Mexico’s Popocatépetl volcano billows smoke and ash

Mexico’s Popocatépetl volcano erupted in a spray of vapor, smoke and ash on July 2.

The eruption started at 8:19 a.m. local time.

There was no lava, no major rocks were ejected, and only minimal danger due the ash.

Authorities told residents to protect themselves from the ash.

Popocatépetl is the most active of Mexico’s 14 active volcanoes. Since 1994 it has displayed at least a dozen volcanic events, mostly harmless spectacular emissions of steam and ash.

Mexico has more than 3,000 mountains, which are considered “volcanoes.” Most are dormant.

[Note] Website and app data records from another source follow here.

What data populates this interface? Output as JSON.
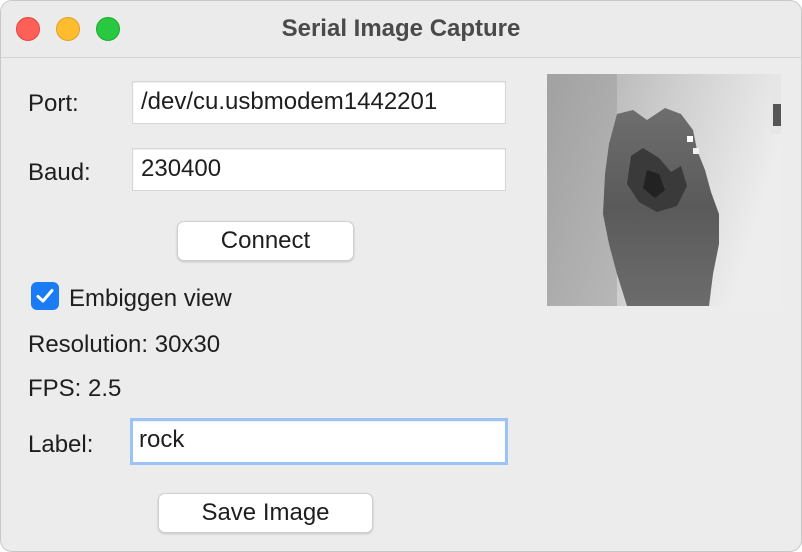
{
  "window": {
    "title": "Serial Image Capture"
  },
  "form": {
    "port_label": "Port:",
    "port_value": "/dev/cu.usbmodem1442201",
    "baud_label": "Baud:",
    "baud_value": "230400",
    "connect_label": "Connect",
    "embiggen_label": "Embiggen view",
    "embiggen_checked": true,
    "resolution_text": "Resolution: 30x30",
    "fps_text": "FPS: 2.5",
    "label_label": "Label:",
    "label_value": "rock",
    "save_label": "Save Image"
  },
  "colors": {
    "accent": "#1a7cf5",
    "focus_ring": "#9cc3f5"
  },
  "icons": {
    "close": "close-icon",
    "minimize": "minimize-icon",
    "maximize": "maximize-icon",
    "check": "checkmark-icon"
  }
}
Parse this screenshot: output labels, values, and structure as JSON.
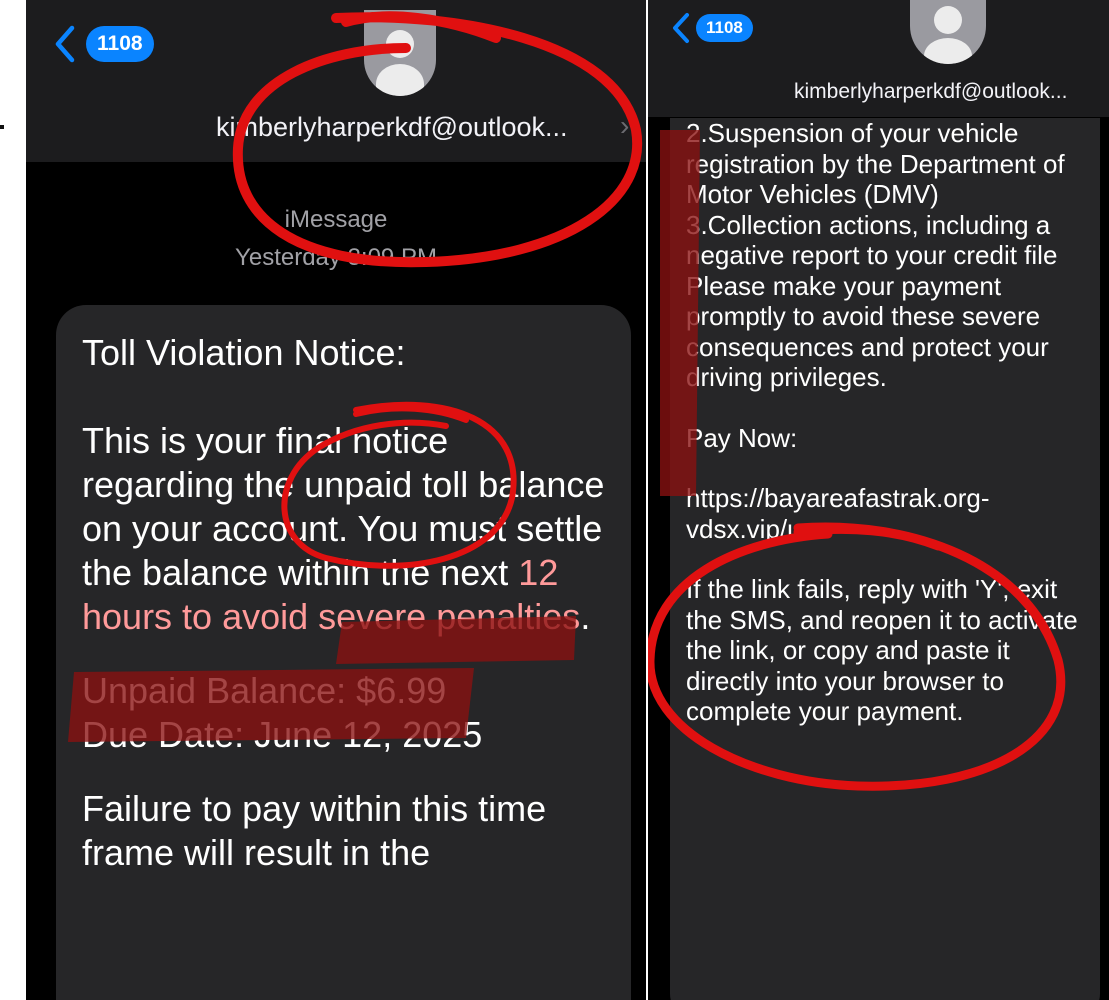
{
  "left_screen": {
    "back_count": "1108",
    "sender": "kimberlyharperkdf@outlook...",
    "service_label": "iMessage",
    "timestamp": "Yesterday 3:09 PM",
    "message": {
      "title": "Toll Violation Notice:",
      "line1": "This is your final notice regarding the unpaid toll balance on your account. You must settle the balance within the next ",
      "highlight": "12 hours to avoid severe penalties",
      "line1_end": ".",
      "balance": "Unpaid Balance: $6.99",
      "due": "Due Date: June 12, 2025",
      "failure": "Failure to pay within this time frame will result in the"
    }
  },
  "right_screen": {
    "back_count": "1108",
    "sender": "kimberlyharperkdf@outlook...",
    "message": {
      "item2": "2.Suspension of your vehicle registration by the Department of Motor Vehicles (DMV)",
      "item3": "3.Collection actions, including a negative report to your credit file",
      "urge": "Please make your payment promptly to avoid these severe consequences and protect your driving privileges.",
      "pay_label": "Pay Now:",
      "link": "https://bayareafastrak.org-vdsx.vip/us",
      "instructions": "If the link fails, reply with 'Y', exit the SMS, and reopen it to activate the link, or copy and paste it directly into your browser to complete your payment."
    }
  },
  "colors": {
    "accent": "#0a84ff",
    "annotation_red": "#e01010",
    "highlight_red": "#8b1111"
  }
}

Popocatépetl is the second highest peak in Mexico. It’s peak stands 17,802 feet above sea level. Since it sits in a mountainous region, it seems only half as tall—it stands 9,908 feet above the surrounding landscape.